[Start of Attachment]

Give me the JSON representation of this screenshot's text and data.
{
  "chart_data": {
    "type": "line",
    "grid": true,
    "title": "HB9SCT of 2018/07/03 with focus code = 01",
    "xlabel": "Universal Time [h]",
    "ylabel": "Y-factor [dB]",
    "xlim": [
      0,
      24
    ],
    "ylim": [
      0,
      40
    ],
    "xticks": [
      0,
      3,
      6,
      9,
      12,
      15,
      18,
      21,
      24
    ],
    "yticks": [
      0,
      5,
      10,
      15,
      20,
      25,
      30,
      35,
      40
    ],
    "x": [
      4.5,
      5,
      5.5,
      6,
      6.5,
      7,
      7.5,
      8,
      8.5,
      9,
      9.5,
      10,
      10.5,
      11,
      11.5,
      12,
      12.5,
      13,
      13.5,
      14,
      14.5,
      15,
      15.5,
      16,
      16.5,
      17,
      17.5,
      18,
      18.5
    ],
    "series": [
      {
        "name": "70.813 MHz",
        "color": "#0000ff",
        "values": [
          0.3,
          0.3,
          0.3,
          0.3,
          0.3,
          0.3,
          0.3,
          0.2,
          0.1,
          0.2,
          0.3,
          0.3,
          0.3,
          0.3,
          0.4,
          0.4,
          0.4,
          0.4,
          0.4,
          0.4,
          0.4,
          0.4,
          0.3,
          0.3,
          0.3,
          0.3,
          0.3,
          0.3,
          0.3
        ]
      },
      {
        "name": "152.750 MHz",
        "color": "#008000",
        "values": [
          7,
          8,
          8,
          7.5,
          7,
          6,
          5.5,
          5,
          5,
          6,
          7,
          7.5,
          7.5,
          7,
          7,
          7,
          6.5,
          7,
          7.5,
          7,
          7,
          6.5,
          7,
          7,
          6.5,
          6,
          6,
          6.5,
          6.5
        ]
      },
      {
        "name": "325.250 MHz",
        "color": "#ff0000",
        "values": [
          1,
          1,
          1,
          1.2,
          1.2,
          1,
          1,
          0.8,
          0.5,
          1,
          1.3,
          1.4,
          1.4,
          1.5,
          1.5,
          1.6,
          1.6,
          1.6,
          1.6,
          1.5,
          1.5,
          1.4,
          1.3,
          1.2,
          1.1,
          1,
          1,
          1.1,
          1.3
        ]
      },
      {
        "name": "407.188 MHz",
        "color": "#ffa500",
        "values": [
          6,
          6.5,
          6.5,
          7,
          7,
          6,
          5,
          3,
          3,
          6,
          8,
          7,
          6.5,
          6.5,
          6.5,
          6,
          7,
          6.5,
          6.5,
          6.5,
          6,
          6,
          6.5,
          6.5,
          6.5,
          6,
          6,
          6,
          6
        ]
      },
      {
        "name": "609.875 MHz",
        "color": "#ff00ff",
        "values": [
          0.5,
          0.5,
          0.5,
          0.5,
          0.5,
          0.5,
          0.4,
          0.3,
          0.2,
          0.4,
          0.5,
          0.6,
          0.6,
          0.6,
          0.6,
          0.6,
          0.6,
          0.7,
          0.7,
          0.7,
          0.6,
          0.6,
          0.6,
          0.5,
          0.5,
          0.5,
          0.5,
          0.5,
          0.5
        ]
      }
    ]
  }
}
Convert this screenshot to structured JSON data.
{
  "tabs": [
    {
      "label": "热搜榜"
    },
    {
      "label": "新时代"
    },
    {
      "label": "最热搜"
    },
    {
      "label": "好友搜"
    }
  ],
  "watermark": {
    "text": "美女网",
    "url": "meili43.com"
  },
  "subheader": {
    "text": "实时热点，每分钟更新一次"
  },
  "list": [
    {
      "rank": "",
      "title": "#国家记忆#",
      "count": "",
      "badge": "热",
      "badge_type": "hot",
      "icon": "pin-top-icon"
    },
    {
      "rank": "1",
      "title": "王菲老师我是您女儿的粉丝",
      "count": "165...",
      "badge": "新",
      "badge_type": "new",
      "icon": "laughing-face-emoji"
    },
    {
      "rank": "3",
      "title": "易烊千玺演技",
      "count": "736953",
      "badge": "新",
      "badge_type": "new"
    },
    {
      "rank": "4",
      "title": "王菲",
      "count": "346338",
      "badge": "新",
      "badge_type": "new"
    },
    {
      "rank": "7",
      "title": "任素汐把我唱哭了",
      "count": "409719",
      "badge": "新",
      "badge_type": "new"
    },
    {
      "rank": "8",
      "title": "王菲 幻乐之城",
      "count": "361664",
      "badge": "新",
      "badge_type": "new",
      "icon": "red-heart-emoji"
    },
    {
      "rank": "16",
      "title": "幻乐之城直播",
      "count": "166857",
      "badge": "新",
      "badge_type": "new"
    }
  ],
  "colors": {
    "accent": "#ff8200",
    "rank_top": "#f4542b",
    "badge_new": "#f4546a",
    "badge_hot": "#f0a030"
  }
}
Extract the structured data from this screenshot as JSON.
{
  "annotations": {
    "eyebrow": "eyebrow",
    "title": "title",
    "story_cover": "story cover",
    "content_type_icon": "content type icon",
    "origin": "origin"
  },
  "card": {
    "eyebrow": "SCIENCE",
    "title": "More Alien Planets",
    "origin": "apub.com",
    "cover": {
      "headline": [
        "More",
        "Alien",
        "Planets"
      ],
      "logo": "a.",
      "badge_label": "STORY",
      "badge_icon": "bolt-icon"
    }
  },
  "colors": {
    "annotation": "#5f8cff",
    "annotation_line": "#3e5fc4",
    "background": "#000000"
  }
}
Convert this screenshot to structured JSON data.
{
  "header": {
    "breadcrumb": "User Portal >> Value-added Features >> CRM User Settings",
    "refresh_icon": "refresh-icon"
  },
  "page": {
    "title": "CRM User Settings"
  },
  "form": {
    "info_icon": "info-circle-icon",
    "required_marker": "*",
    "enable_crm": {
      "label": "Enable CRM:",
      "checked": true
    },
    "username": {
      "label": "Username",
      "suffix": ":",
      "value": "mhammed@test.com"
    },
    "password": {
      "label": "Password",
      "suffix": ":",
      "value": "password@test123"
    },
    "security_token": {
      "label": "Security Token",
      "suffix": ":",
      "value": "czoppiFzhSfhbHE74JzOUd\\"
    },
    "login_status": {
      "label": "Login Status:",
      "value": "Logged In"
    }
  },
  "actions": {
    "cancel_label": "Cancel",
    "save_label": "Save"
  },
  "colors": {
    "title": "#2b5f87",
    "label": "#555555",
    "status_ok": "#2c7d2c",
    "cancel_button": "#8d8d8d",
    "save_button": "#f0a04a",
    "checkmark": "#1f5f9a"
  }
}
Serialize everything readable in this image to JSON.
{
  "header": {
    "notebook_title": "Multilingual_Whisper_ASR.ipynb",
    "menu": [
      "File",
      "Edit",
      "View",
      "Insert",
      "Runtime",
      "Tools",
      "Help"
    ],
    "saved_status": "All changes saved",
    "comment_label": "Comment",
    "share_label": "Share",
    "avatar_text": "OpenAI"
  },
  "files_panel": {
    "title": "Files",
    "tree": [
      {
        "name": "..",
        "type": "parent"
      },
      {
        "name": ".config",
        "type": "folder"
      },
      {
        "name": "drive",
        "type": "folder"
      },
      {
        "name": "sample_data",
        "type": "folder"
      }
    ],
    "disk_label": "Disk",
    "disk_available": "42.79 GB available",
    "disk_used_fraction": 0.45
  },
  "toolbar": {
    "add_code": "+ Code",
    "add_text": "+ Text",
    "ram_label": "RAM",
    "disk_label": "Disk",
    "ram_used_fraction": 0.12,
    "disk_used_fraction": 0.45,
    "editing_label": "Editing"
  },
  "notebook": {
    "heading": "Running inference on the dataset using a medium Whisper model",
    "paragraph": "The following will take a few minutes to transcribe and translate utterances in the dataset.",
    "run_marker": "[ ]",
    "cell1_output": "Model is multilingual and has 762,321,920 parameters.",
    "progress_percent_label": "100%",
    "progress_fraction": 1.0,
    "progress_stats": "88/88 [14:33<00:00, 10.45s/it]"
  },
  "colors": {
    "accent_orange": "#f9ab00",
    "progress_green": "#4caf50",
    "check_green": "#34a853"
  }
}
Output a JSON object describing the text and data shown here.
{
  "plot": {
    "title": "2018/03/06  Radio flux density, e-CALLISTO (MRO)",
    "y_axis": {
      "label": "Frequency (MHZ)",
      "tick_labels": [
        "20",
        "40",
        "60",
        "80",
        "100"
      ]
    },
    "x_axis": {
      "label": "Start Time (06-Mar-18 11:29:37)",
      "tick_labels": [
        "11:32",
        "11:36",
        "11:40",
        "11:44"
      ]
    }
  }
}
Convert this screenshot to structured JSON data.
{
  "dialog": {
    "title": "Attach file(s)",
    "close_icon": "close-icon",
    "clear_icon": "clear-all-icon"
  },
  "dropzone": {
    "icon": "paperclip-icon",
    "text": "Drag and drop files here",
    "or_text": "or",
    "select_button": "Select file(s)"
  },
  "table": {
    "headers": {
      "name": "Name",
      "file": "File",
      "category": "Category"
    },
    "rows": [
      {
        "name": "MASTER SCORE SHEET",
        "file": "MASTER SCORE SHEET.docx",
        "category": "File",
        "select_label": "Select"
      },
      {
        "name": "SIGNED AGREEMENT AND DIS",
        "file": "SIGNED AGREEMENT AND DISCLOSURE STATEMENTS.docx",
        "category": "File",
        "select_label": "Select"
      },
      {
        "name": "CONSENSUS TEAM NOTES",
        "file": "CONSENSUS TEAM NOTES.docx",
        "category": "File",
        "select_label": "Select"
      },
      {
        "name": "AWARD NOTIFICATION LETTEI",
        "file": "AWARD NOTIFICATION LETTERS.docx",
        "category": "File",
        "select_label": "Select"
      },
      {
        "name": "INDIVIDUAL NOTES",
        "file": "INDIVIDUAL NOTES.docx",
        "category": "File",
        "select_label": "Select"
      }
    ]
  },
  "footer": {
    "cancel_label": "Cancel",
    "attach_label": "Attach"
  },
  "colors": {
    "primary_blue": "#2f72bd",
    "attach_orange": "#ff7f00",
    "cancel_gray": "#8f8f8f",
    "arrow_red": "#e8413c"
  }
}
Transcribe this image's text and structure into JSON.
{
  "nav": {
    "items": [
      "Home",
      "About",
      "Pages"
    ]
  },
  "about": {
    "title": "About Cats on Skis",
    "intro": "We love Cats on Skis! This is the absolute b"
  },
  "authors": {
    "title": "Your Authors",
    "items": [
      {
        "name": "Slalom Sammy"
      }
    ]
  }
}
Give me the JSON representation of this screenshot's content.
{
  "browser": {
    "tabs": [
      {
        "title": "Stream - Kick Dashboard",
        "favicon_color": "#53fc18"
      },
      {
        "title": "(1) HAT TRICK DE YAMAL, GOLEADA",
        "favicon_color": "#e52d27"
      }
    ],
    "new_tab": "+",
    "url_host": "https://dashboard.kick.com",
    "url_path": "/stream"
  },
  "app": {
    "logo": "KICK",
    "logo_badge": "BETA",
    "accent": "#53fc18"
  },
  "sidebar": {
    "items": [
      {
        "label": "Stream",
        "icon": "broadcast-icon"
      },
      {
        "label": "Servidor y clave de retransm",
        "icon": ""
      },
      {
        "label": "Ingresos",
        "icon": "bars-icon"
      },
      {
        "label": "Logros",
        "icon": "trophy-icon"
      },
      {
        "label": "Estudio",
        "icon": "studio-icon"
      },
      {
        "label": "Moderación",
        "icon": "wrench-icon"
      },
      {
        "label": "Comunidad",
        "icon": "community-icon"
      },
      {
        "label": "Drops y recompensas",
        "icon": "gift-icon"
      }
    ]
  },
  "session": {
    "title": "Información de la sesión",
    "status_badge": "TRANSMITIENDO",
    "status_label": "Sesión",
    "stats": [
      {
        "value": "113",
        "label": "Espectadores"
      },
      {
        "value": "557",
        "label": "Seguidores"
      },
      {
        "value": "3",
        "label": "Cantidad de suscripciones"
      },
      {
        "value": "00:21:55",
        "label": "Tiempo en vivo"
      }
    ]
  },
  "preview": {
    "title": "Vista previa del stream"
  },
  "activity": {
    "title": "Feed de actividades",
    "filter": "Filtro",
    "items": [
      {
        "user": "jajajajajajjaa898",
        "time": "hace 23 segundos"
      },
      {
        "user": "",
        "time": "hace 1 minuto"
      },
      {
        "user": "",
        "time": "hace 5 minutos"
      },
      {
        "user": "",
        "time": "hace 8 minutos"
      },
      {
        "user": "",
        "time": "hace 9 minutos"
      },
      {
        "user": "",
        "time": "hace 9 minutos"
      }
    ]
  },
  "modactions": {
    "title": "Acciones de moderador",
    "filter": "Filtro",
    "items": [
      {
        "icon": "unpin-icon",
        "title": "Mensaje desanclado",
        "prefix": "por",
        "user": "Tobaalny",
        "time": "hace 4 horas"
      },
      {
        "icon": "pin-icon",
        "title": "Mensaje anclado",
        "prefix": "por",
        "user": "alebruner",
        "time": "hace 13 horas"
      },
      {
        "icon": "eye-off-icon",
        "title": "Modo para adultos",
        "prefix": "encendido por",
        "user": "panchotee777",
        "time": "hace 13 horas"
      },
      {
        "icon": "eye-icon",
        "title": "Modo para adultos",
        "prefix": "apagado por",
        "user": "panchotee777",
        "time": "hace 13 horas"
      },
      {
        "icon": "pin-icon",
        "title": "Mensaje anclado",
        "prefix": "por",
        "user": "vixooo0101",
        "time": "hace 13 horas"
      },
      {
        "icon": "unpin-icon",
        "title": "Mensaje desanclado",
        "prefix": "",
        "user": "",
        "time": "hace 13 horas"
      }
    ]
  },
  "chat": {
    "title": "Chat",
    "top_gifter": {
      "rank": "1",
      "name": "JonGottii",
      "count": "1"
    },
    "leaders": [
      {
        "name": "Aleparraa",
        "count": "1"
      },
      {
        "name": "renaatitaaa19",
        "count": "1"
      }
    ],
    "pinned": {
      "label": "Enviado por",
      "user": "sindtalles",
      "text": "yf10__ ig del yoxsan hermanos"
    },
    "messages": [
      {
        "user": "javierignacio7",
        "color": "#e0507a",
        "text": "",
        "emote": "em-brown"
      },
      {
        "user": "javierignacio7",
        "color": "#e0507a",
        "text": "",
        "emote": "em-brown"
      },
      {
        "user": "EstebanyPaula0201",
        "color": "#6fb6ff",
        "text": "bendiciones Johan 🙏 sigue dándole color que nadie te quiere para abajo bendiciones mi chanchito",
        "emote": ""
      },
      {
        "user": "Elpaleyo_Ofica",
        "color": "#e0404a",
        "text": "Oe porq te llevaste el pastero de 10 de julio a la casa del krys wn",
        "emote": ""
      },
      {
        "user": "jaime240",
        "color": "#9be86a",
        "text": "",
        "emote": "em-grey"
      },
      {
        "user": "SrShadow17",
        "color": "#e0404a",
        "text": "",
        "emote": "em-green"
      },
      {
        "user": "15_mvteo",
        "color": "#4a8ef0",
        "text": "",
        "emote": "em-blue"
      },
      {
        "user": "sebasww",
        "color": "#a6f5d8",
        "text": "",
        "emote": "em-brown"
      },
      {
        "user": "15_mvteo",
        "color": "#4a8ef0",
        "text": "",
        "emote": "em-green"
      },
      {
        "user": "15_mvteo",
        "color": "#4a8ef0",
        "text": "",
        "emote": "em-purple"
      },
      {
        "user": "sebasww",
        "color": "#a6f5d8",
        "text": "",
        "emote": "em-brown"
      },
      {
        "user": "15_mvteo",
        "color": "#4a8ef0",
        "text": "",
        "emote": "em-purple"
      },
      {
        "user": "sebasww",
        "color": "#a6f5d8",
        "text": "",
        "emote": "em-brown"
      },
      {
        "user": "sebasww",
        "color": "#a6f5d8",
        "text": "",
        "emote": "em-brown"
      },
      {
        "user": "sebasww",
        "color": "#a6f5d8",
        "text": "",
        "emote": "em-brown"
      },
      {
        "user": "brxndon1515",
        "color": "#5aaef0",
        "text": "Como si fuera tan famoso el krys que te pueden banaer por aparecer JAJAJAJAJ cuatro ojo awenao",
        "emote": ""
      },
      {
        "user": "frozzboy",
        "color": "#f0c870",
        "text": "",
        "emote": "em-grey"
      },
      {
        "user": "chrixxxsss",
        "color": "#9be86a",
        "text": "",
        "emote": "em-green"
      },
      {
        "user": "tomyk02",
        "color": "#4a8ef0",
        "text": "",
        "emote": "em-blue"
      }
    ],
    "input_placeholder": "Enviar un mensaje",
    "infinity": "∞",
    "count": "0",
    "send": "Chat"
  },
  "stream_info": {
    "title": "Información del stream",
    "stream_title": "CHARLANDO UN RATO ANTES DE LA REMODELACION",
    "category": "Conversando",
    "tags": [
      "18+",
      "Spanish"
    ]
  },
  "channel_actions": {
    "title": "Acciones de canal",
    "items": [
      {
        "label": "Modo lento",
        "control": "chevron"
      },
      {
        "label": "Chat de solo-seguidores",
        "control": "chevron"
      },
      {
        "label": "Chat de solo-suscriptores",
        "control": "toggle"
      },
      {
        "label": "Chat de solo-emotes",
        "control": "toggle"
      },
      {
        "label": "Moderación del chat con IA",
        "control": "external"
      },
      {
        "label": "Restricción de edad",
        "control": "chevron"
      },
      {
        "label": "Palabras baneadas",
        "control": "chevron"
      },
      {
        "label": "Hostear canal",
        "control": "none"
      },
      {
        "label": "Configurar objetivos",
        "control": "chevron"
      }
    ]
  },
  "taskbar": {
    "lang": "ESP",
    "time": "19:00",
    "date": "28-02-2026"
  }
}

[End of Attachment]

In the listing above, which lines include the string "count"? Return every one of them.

- **REPLY TO THE EXERCISE**:
      "count": "",
      "count": "165...",
      "count": "736953",
      "count": "346338",
      "count": "409719",
      "count": "361664",
      "count": "166857",
      "count": "1"
        "count": "1"
        "count": "1"
    "count": "0",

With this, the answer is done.